  • Identify the dog: Document any information about the dog’s identity, such as its name, address, or distinguishing features.
  • Document the incident: Take photos of everything relevant, including the attack scene, the dog, your wounds, and anything else that could be relevant. Make notes about what happened before, during, and after the attack.
  • Notify Animal Control: Colorado law requires dog bite victims to report the bite to Animal Control if the dog broke the skin. Dog bite victims have 12 hours to notify Animal Control.
  • Contact a dog bite attorney: Dog bite attorneys offer free consultations. Contact a personal injury attorney with dog bite claim experience to learn if you have grounds for a claim. 

Compensation for a Dog Bite Claim

Dog bite victims can seek the following damages:

  • Economic damages: You can include bills for childcare, lost income, medical expenses, and other bills in your claim.
  • Non-economic damages: Victims can seek compensation for pain and suffering, trauma, grief, depression, and other ways their injuries affect them physically and mentally.

Some dog bite victims may be able to seek punitive damages. You must prove the dog’s owner was guilty of gross negligence to make a case for punitive damages.

Talking to an experienced dog bite attorney is crucial because your dog bite attorney knows the legal requirements to support a claim and can help you calculate the compensation you seek from your claim. 

Bachus & Schanker Is Colorado’s Premiere Dog Bite Law Firm

A dog bite attorney is working on paperwork at his desk. In front of him is the scales of justice and a gavel.

At Bachus & Schanker, we understand your life can change in seconds. We know from first-hand experience that coping with a catastrophic injury can be traumatizing and costly and that injury victims often feel alone and uninformed. That’s why we have a Victim’s Advocate team helping our clients through every step of the legal process. Our team investigates your claim, finds evidence to prove your case, and helps you find the resources you need while we resolve your case.
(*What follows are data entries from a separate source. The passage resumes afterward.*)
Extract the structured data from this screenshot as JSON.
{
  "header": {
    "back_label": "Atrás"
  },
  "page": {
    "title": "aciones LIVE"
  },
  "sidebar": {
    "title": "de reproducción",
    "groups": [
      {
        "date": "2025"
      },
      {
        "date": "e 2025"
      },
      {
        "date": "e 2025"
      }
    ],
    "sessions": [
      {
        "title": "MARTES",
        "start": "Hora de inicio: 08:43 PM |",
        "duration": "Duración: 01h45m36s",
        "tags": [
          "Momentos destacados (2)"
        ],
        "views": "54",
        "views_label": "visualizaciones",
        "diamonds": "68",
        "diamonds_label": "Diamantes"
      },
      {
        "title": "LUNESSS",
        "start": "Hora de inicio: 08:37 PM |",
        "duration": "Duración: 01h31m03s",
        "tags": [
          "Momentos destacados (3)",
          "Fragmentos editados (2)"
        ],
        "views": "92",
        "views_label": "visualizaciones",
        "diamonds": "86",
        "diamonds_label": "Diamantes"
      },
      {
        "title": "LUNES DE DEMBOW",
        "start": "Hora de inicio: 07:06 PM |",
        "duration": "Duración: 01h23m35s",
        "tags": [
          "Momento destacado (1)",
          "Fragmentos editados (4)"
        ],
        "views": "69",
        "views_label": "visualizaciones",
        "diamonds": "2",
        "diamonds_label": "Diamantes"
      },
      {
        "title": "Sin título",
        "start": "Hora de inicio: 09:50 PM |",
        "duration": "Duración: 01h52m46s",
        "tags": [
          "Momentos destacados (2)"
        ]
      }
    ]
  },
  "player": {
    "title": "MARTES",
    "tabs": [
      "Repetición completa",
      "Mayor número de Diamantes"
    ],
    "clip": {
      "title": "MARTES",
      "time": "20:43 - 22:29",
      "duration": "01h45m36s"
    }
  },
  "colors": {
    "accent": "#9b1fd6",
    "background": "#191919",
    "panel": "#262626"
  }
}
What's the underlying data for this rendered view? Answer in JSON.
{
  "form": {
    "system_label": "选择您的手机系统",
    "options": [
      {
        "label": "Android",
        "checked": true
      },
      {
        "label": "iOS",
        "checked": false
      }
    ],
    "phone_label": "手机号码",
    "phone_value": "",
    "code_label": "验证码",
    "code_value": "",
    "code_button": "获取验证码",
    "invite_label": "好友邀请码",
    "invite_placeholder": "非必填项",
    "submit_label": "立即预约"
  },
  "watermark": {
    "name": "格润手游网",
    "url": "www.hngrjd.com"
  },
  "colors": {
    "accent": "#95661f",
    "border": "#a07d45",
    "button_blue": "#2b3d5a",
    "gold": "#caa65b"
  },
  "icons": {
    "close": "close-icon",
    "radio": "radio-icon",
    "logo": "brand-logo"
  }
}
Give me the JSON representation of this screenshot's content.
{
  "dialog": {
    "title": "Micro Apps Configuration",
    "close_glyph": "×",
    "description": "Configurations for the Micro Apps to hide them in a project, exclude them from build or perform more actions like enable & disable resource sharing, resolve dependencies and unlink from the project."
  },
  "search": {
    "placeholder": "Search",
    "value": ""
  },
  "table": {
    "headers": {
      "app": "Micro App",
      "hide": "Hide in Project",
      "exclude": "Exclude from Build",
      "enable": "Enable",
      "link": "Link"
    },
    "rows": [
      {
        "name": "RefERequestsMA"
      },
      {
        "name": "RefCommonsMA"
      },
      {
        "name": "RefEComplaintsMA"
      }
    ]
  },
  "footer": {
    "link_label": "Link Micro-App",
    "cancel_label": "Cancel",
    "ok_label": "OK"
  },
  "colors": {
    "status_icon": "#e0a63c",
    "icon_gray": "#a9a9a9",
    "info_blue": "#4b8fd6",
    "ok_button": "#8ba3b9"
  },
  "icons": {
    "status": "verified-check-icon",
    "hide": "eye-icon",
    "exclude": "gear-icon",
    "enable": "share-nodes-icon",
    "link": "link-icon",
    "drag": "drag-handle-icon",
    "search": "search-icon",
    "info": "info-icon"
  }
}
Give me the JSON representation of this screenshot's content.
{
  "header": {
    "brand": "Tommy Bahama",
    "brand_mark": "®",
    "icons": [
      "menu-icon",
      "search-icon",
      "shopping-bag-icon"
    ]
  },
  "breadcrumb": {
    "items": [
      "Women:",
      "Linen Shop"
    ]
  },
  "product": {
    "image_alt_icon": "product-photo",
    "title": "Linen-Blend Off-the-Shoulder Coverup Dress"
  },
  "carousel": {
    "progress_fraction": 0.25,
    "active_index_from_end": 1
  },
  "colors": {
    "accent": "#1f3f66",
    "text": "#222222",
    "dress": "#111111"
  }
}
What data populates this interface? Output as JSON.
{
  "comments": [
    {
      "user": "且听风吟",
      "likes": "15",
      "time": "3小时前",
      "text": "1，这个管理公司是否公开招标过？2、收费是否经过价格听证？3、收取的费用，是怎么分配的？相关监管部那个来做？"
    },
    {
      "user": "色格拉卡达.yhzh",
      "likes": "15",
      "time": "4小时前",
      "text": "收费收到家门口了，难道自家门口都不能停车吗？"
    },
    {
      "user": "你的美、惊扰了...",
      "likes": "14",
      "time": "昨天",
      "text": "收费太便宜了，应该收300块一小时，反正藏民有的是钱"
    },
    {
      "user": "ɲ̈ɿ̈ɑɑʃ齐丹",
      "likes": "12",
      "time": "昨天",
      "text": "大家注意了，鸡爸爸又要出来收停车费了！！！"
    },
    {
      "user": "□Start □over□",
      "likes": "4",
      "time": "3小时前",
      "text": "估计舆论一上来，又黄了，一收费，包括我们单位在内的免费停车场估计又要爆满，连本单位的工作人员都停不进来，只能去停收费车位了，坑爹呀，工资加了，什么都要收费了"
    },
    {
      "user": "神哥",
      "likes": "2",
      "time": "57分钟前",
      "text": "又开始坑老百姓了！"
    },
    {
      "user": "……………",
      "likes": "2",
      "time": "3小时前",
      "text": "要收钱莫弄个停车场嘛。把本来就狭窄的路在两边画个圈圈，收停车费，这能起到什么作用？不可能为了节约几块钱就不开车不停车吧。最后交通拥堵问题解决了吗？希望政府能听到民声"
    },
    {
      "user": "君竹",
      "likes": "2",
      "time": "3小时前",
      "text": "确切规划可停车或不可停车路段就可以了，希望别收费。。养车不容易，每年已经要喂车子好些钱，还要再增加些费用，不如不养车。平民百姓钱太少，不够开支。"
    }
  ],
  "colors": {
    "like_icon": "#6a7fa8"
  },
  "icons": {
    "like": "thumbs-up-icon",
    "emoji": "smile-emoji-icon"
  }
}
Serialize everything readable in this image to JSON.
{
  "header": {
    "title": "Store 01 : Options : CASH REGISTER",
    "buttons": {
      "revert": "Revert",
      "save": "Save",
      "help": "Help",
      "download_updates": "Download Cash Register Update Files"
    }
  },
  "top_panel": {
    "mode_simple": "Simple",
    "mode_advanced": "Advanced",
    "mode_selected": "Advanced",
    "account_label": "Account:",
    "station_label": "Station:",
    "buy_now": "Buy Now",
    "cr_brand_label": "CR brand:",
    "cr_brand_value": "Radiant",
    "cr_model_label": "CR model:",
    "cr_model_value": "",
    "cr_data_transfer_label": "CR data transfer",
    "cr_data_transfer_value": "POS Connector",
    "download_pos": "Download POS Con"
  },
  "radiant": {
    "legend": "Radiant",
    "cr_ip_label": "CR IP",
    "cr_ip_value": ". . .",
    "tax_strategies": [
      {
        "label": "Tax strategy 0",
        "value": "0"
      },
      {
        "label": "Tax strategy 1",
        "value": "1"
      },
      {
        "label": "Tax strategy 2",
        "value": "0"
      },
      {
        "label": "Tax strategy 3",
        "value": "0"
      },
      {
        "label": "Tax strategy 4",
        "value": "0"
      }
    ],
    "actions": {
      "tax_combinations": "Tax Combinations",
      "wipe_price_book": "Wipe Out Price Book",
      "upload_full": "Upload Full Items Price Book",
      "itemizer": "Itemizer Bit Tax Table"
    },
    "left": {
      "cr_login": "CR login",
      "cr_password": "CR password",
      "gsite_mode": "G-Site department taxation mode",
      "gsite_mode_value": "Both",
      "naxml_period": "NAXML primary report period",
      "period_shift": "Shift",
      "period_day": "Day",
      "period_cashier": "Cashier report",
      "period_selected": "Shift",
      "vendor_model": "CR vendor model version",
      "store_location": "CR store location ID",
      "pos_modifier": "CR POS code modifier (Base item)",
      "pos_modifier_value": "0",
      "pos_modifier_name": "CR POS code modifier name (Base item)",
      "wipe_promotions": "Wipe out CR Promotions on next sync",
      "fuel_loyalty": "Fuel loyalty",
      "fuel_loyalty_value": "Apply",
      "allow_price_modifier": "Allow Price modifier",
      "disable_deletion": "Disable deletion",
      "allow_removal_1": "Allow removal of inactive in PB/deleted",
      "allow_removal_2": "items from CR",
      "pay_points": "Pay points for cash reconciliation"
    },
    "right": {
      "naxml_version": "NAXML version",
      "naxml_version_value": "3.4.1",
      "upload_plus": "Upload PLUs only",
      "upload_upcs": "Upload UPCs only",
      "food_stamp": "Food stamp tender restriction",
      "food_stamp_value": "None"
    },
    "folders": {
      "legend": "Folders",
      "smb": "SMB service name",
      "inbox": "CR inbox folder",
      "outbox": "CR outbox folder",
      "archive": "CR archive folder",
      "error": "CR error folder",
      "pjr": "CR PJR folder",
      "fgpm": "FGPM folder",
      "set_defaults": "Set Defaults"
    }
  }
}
Our legal team will keep you informed, ensure you’re aware of your options, and fight to get you justice after your dog bite injury.


Buchholz, K. (2021). Americans’ Favorite Furry Friends

Colo. Rev. Stat. § 13-21-124. (2023). 

Dog bite prevention. (2024). 

Dogs with jobs: data on canine employment in the government. (2023). 

Number of road traffic-related injuries and fatalities in the U.S. from 1990 to 2020. (2024). 

Xu, J., et al. (2023). QuickStats: Number of Deaths Resulting from Being Bitten or Struck by a Dog,* by Sex — National Vital Statistics System, United States, 2011–2021.